### Provided records
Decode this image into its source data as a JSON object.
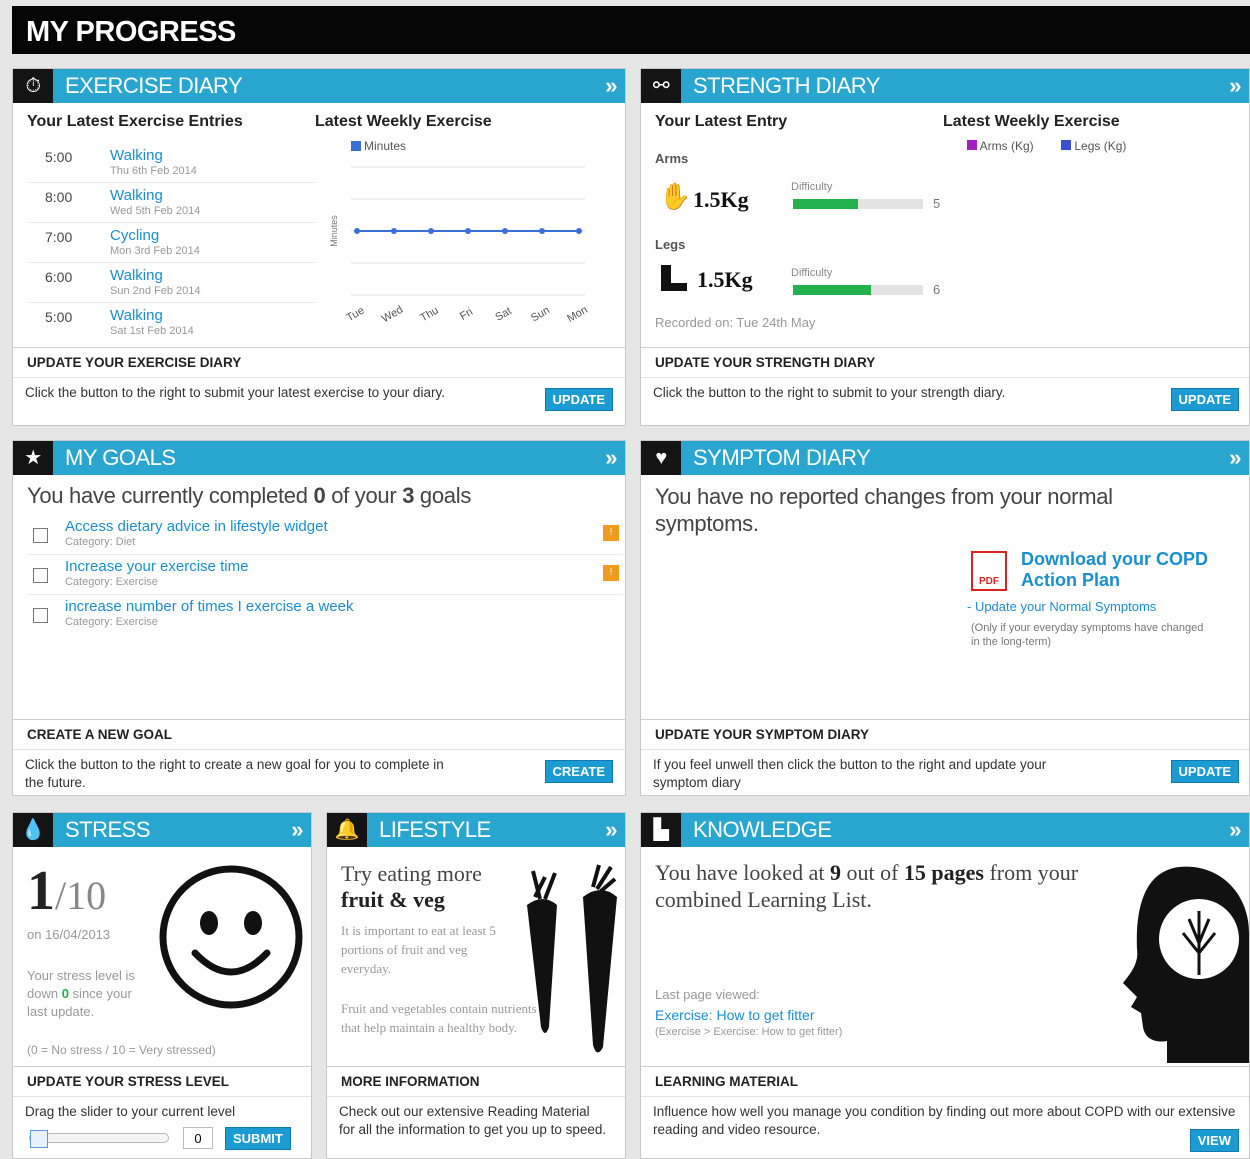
{
  "page_title": "MY PROGRESS",
  "exercise": {
    "title": "EXERCISE DIARY",
    "entries_heading": "Your Latest Exercise Entries",
    "entries": [
      {
        "time": "5:00",
        "activity": "Walking",
        "date": "Thu 6th Feb 2014"
      },
      {
        "time": "8:00",
        "activity": "Walking",
        "date": "Wed 5th Feb 2014"
      },
      {
        "time": "7:00",
        "activity": "Cycling",
        "date": "Mon 3rd Feb 2014"
      },
      {
        "time": "6:00",
        "activity": "Walking",
        "date": "Sun 2nd Feb 2014"
      },
      {
        "time": "5:00",
        "activity": "Walking",
        "date": "Sat 1st Feb 2014"
      }
    ],
    "chart_heading": "Latest Weekly Exercise",
    "footer_title": "UPDATE YOUR EXERCISE DIARY",
    "footer_text": "Click the button to the right to submit your latest exercise to your diary.",
    "button": "UPDATE"
  },
  "chart_data": {
    "type": "line",
    "categories": [
      "Tue",
      "Wed",
      "Thu",
      "Fri",
      "Sat",
      "Sun",
      "Mon"
    ],
    "series": [
      {
        "name": "Minutes",
        "values": [
          5,
          5,
          5,
          5,
          5,
          5,
          5
        ]
      }
    ],
    "ylabel": "Minutes",
    "color": "#3a6fd8"
  },
  "strength": {
    "title": "STRENGTH DIARY",
    "entry_heading": "Your Latest Entry",
    "weekly_heading": "Latest Weekly Exercise",
    "legend": [
      {
        "name": "Arms (Kg)",
        "color": "#a020c0"
      },
      {
        "name": "Legs (Kg)",
        "color": "#3a4fd8"
      }
    ],
    "arms_label": "Arms",
    "arms_value": "1.5Kg",
    "arms_difficulty": 5,
    "legs_label": "Legs",
    "legs_value": "1.5Kg",
    "legs_difficulty": 6,
    "difficulty_label": "Difficulty",
    "recorded": "Recorded on: Tue 24th May",
    "footer_title": "UPDATE YOUR STRENGTH DIARY",
    "footer_text": "Click the button to the right to submit to your strength diary.",
    "button": "UPDATE"
  },
  "goals": {
    "title": "MY GOALS",
    "summary_pre": "You have currently completed ",
    "completed": "0",
    "summary_mid": " of your ",
    "total": "3",
    "summary_post": " goals",
    "items": [
      {
        "label": "Access dietary advice in lifestyle widget",
        "category": "Category: Diet"
      },
      {
        "label": "Increase your exercise time",
        "category": "Category: Exercise"
      },
      {
        "label": "increase number of times I exercise a week",
        "category": "Category: Exercise"
      }
    ],
    "footer_title": "CREATE A NEW GOAL",
    "footer_text": "Click the button to the right to create a new goal for you to complete in the future.",
    "button": "CREATE"
  },
  "symptom": {
    "title": "SYMPTOM DIARY",
    "message": "You have no reported changes from your normal symptoms.",
    "download_link": "Download your COPD Action Plan",
    "update_link": "- Update your Normal Symptoms",
    "note": "(Only if your everyday symptoms have changed in the long-term)",
    "footer_title": "UPDATE YOUR SYMPTOM DIARY",
    "footer_text": "If you feel unwell then click the button to the right and update your symptom diary",
    "button": "UPDATE"
  },
  "stress": {
    "title": "STRESS",
    "level": "1",
    "max": "/10",
    "date": "on 16/04/2013",
    "desc_pre": "Your stress level is down ",
    "change": "0",
    "desc_post": " since your last update.",
    "scale": "(0 = No stress / 10 = Very stressed)",
    "footer_title": "UPDATE YOUR STRESS LEVEL",
    "footer_text": "Drag the slider to your current level",
    "input_value": "0",
    "slider_value": 0,
    "button": "SUBMIT"
  },
  "lifestyle": {
    "title": "LIFESTYLE",
    "headline1": "Try eating more",
    "headline2": "fruit & veg",
    "para1": "It is important to eat at least 5 portions of fruit and veg everyday.",
    "para2": "Fruit and vegetables contain nutrients that help maintain a healthy body.",
    "footer_title": "MORE INFORMATION",
    "footer_text": "Check out our extensive Reading Material for all the information to get you up to speed."
  },
  "knowledge": {
    "title": "KNOWLEDGE",
    "pre": "You have looked at ",
    "viewed": "9",
    "mid": " out of ",
    "total": "15 pages",
    "post": " from your combined Learning List.",
    "last_label": "Last page viewed:",
    "last_link": "Exercise: How to get fitter",
    "last_path": "(Exercise > Exercise: How to get fitter)",
    "footer_title": "LEARNING MATERIAL",
    "footer_text": "Influence how well you manage you condition by finding out more about COPD with our extensive reading and video resource.",
    "button": "VIEW"
  },
  "icons": {
    "exercise": "stopwatch-icon",
    "strength": "dumbbell-icon",
    "goals": "star-icon",
    "symptom": "heart-icon",
    "stress": "drop-icon",
    "lifestyle": "bell-icon",
    "knowledge": "book-icon"
  },
  "colors": {
    "header": "#29a6cf",
    "icon_bg": "#141414",
    "button": "#1c9bd3",
    "link": "#1a8fd0",
    "progress": "#22b14c",
    "flag": "#f29a1e"
  }
}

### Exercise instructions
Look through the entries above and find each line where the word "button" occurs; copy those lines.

### Exercise result
    "footer_text": "Click the button to the right to submit your latest exercise to your diary.",
    "button": "UPDATE"
    "footer_text": "Click the button to the right to submit to your strength diary.",
    "button": "UPDATE"
    "footer_text": "Click the button to the right to create a new goal for you to complete in the future.",
    "button": "CREATE"
    "footer_text": "If you feel unwell then click the button to the right and update your symptom diary",
    "button": "UPDATE"
    "button": "SUBMIT"
    "button": "VIEW"
    "button": "#1c9bd3",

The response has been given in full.